### TASK DETAILS
If a line in the records below contains the word "Analyse", return that line.

### EXERCISE INPUT
◇ ◇ ◇ ◇ ◇ ◇ ◇

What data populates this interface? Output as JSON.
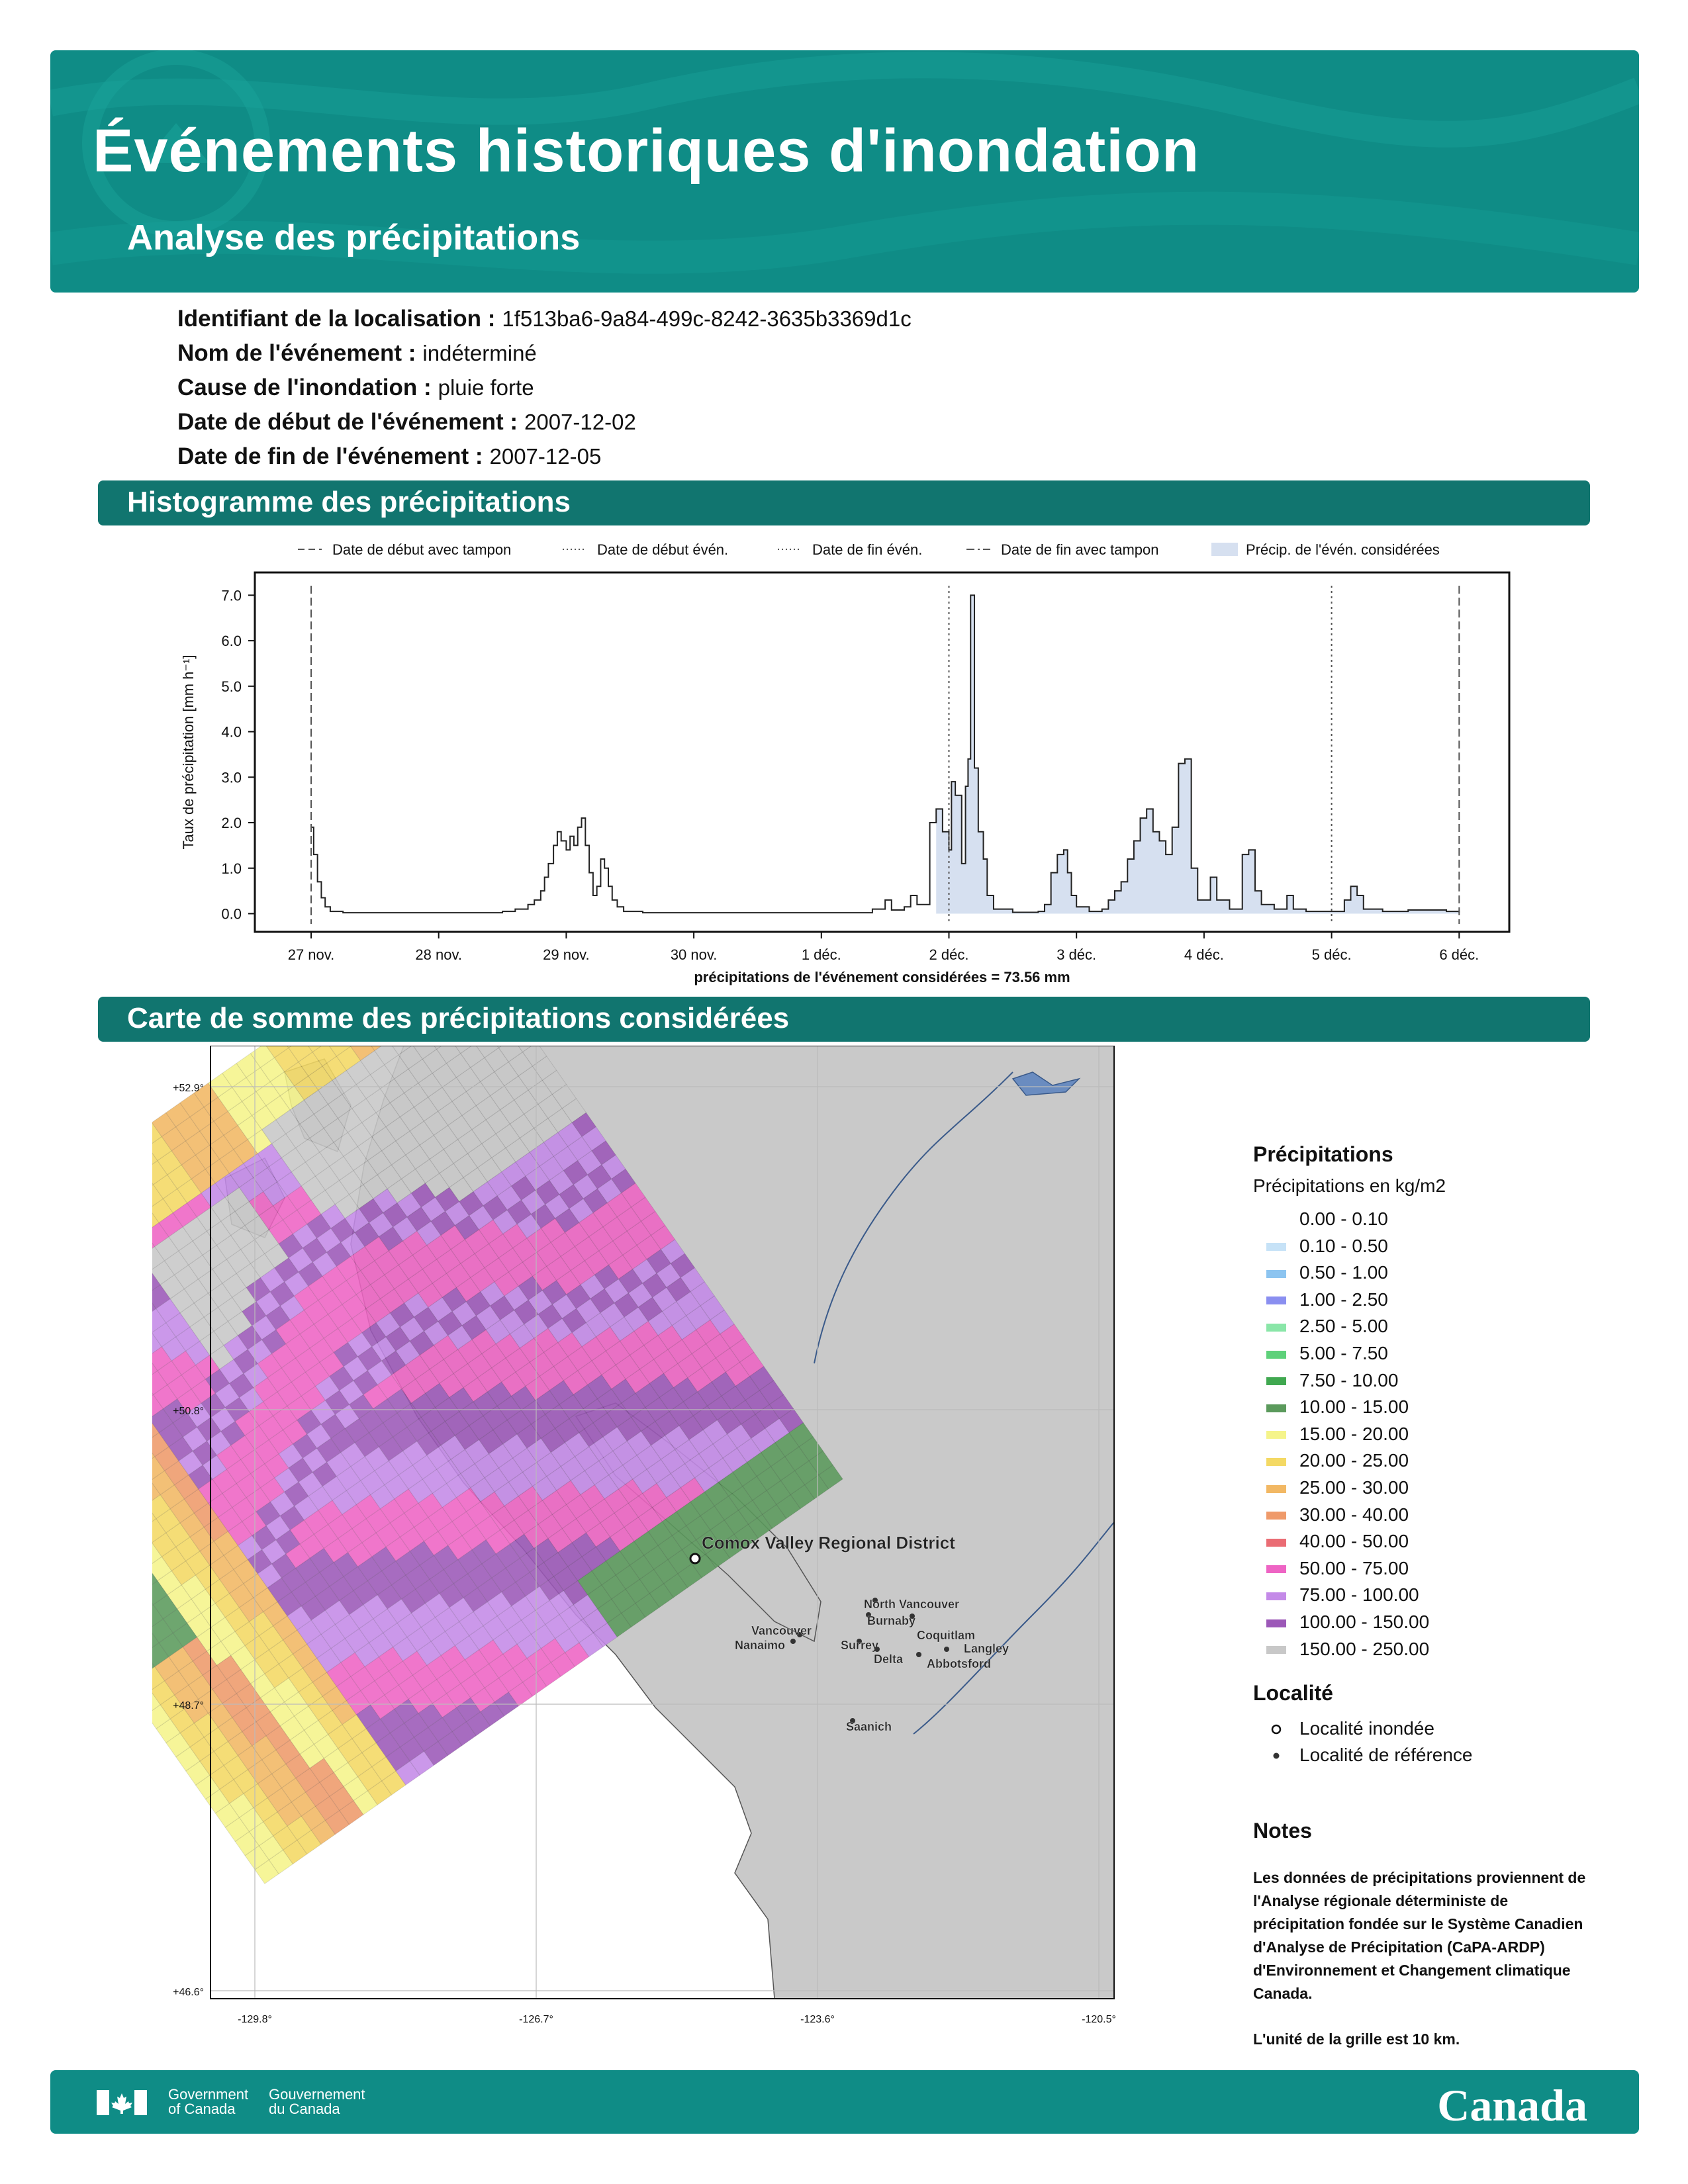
{
  "header": {
    "title": "Événements historiques d'inondation",
    "subtitle": "Analyse des précipitations"
  },
  "info": [
    {
      "label": "Identifiant de la localisation :",
      "value": "1f513ba6-9a84-499c-8242-3635b3369d1c"
    },
    {
      "label": "Nom de l'événement :",
      "value": "indéterminé"
    },
    {
      "label": "Cause de l'inondation :",
      "value": "pluie forte"
    },
    {
      "label": "Date de début de l'événement :",
      "value": "2007-12-02"
    },
    {
      "label": "Date de fin de l'événement :",
      "value": "2007-12-05"
    }
  ],
  "sections": {
    "histogram": "Histogramme des précipitations",
    "map": "Carte de somme des précipitations considérées"
  },
  "chart_data": {
    "type": "area",
    "ylabel": "Taux de précipitation [mm h⁻¹]",
    "xlabel": "précipitations de l'événement considérées = 73.56 mm",
    "x_unit": "days since 27 nov. 2007",
    "ylim": [
      -0.4,
      7.5
    ],
    "yticks": [
      "0.0",
      "1.0",
      "2.0",
      "3.0",
      "4.0",
      "5.0",
      "6.0",
      "7.0"
    ],
    "xticks": [
      "27 nov.",
      "28 nov.",
      "29 nov.",
      "30 nov.",
      "1 déc.",
      "2 déc.",
      "3 déc.",
      "4 déc.",
      "5 déc.",
      "6 déc."
    ],
    "legend": [
      "Date de début avec tampon",
      "Date de début évén.",
      "Date de fin évén.",
      "Date de fin avec tampon",
      "Précip. de l'évén. considérées"
    ],
    "fill_color": "#d6e0f0",
    "vlines": [
      {
        "name": "Date de début avec tampon",
        "date": "2007-11-27",
        "style": "dashed"
      },
      {
        "name": "Date de début évén.",
        "date": "2007-12-02",
        "style": "dotted"
      },
      {
        "name": "Date de fin évén.",
        "date": "2007-12-05",
        "style": "dotted"
      },
      {
        "name": "Date de fin avec tampon",
        "date": "2007-12-06",
        "style": "dashed"
      }
    ],
    "highlight_start": "2007-12-01 21:00",
    "highlight_end": "2007-12-06",
    "series": [
      {
        "name": "Taux de précipitation",
        "points": [
          [
            0.0,
            1.9
          ],
          [
            0.02,
            1.3
          ],
          [
            0.05,
            0.7
          ],
          [
            0.08,
            0.35
          ],
          [
            0.11,
            0.15
          ],
          [
            0.15,
            0.05
          ],
          [
            0.25,
            0.02
          ],
          [
            0.5,
            0.02
          ],
          [
            1.0,
            0.02
          ],
          [
            1.3,
            0.02
          ],
          [
            1.5,
            0.05
          ],
          [
            1.6,
            0.1
          ],
          [
            1.7,
            0.2
          ],
          [
            1.75,
            0.3
          ],
          [
            1.8,
            0.5
          ],
          [
            1.83,
            0.8
          ],
          [
            1.86,
            1.1
          ],
          [
            1.9,
            1.5
          ],
          [
            1.93,
            1.8
          ],
          [
            1.96,
            1.6
          ],
          [
            2.0,
            1.4
          ],
          [
            2.03,
            1.7
          ],
          [
            2.06,
            1.5
          ],
          [
            2.09,
            1.9
          ],
          [
            2.12,
            2.1
          ],
          [
            2.15,
            1.5
          ],
          [
            2.18,
            0.9
          ],
          [
            2.21,
            0.4
          ],
          [
            2.24,
            0.6
          ],
          [
            2.27,
            1.2
          ],
          [
            2.3,
            1.0
          ],
          [
            2.33,
            0.6
          ],
          [
            2.36,
            0.3
          ],
          [
            2.4,
            0.15
          ],
          [
            2.45,
            0.05
          ],
          [
            2.6,
            0.02
          ],
          [
            3.0,
            0.02
          ],
          [
            3.5,
            0.02
          ],
          [
            4.2,
            0.02
          ],
          [
            4.4,
            0.1
          ],
          [
            4.5,
            0.3
          ],
          [
            4.55,
            0.08
          ],
          [
            4.65,
            0.15
          ],
          [
            4.7,
            0.4
          ],
          [
            4.75,
            0.2
          ],
          [
            4.85,
            2.0
          ],
          [
            4.9,
            2.3
          ],
          [
            4.95,
            1.8
          ],
          [
            5.0,
            1.4
          ],
          [
            5.02,
            2.9
          ],
          [
            5.05,
            2.6
          ],
          [
            5.1,
            1.1
          ],
          [
            5.13,
            2.8
          ],
          [
            5.15,
            3.4
          ],
          [
            5.17,
            7.0
          ],
          [
            5.2,
            3.2
          ],
          [
            5.23,
            1.8
          ],
          [
            5.27,
            1.2
          ],
          [
            5.3,
            0.4
          ],
          [
            5.35,
            0.1
          ],
          [
            5.5,
            0.03
          ],
          [
            5.7,
            0.05
          ],
          [
            5.75,
            0.2
          ],
          [
            5.8,
            0.9
          ],
          [
            5.85,
            1.3
          ],
          [
            5.9,
            1.4
          ],
          [
            5.93,
            0.9
          ],
          [
            5.96,
            0.4
          ],
          [
            6.0,
            0.15
          ],
          [
            6.1,
            0.05
          ],
          [
            6.2,
            0.1
          ],
          [
            6.25,
            0.3
          ],
          [
            6.3,
            0.5
          ],
          [
            6.35,
            0.7
          ],
          [
            6.4,
            1.2
          ],
          [
            6.45,
            1.6
          ],
          [
            6.5,
            2.1
          ],
          [
            6.55,
            2.3
          ],
          [
            6.6,
            1.8
          ],
          [
            6.65,
            1.6
          ],
          [
            6.7,
            1.3
          ],
          [
            6.75,
            1.9
          ],
          [
            6.8,
            3.3
          ],
          [
            6.85,
            3.4
          ],
          [
            6.9,
            1.0
          ],
          [
            6.95,
            0.3
          ],
          [
            7.0,
            0.3
          ],
          [
            7.05,
            0.8
          ],
          [
            7.1,
            0.3
          ],
          [
            7.2,
            0.1
          ],
          [
            7.3,
            1.3
          ],
          [
            7.35,
            1.4
          ],
          [
            7.4,
            0.5
          ],
          [
            7.45,
            0.2
          ],
          [
            7.55,
            0.1
          ],
          [
            7.65,
            0.4
          ],
          [
            7.7,
            0.1
          ],
          [
            7.8,
            0.05
          ],
          [
            8.0,
            0.05
          ],
          [
            8.1,
            0.3
          ],
          [
            8.15,
            0.6
          ],
          [
            8.2,
            0.4
          ],
          [
            8.25,
            0.1
          ],
          [
            8.4,
            0.05
          ],
          [
            8.6,
            0.08
          ],
          [
            8.9,
            0.05
          ],
          [
            9.0,
            0.02
          ]
        ]
      }
    ]
  },
  "map": {
    "lat_labels": [
      "+52.9°",
      "+50.8°",
      "+48.7°",
      "+46.6°"
    ],
    "lon_labels": [
      "-129.8°",
      "-126.7°",
      "-123.6°",
      "-120.5°"
    ],
    "places": [
      {
        "name": "Comox Valley Regional District",
        "type": "flooded"
      },
      {
        "name": "North Vancouver",
        "type": "reference"
      },
      {
        "name": "Burnaby",
        "type": "reference"
      },
      {
        "name": "Vancouver",
        "type": "reference"
      },
      {
        "name": "Coquitlam",
        "type": "reference"
      },
      {
        "name": "Nanaimo",
        "type": "reference"
      },
      {
        "name": "Surrey",
        "type": "reference"
      },
      {
        "name": "Langley",
        "type": "reference"
      },
      {
        "name": "Delta",
        "type": "reference"
      },
      {
        "name": "Abbotsford",
        "type": "reference"
      },
      {
        "name": "Saanich",
        "type": "reference"
      }
    ]
  },
  "legend": {
    "title": "Précipitations",
    "subtitle": "Précipitations en kg/m2",
    "items": [
      {
        "label": "0.00 - 0.10",
        "color": "#ffffff"
      },
      {
        "label": "0.10 - 0.50",
        "color": "#c6e2f7"
      },
      {
        "label": "0.50 - 1.00",
        "color": "#8cc4f0"
      },
      {
        "label": "1.00 - 2.50",
        "color": "#8a8ff0"
      },
      {
        "label": "2.50 - 5.00",
        "color": "#8ae6a8"
      },
      {
        "label": "5.00 - 7.50",
        "color": "#5ed17a"
      },
      {
        "label": "7.50 - 10.00",
        "color": "#40a850"
      },
      {
        "label": "10.00 - 15.00",
        "color": "#5b9a5c"
      },
      {
        "label": "15.00 - 20.00",
        "color": "#f5f48a"
      },
      {
        "label": "20.00 - 25.00",
        "color": "#f4d964"
      },
      {
        "label": "25.00 - 30.00",
        "color": "#f2b864"
      },
      {
        "label": "30.00 - 40.00",
        "color": "#ef9a6a"
      },
      {
        "label": "40.00 - 50.00",
        "color": "#ea6c74"
      },
      {
        "label": "50.00 - 75.00",
        "color": "#ee64c4"
      },
      {
        "label": "75.00 - 100.00",
        "color": "#c48ae8"
      },
      {
        "label": "100.00 - 150.00",
        "color": "#9c58b8"
      },
      {
        "label": "150.00 - 250.00",
        "color": "#c8c8c8"
      }
    ]
  },
  "locality": {
    "title": "Localité",
    "flooded": "Localité inondée",
    "reference": "Localité de référence"
  },
  "notes": {
    "title": "Notes",
    "text": "Les données de précipitations proviennent de l'Analyse régionale déterministe de précipitation fondée sur le Système Canadien d'Analyse de Précipitation (CaPA-ARDP) d'Environnement et Changement climatique Canada.",
    "grid": "L'unité de la grille est 10 km."
  },
  "footer": {
    "gov_en_1": "Government",
    "gov_en_2": "of Canada",
    "gov_fr_1": "Gouvernement",
    "gov_fr_2": "du Canada",
    "wordmark": "Canada"
  }
}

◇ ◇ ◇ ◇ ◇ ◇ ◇

### COMPLETED TASK
    "subtitle": "Analyse des précipitations"
    "text": "Les données de précipitations proviennent de l'Analyse régionale déterministe de précipitation fondée sur le Système Canadien d'Analyse de Précipitation (CaPA-ARDP) d'Environnement et Changement climatique Canada.",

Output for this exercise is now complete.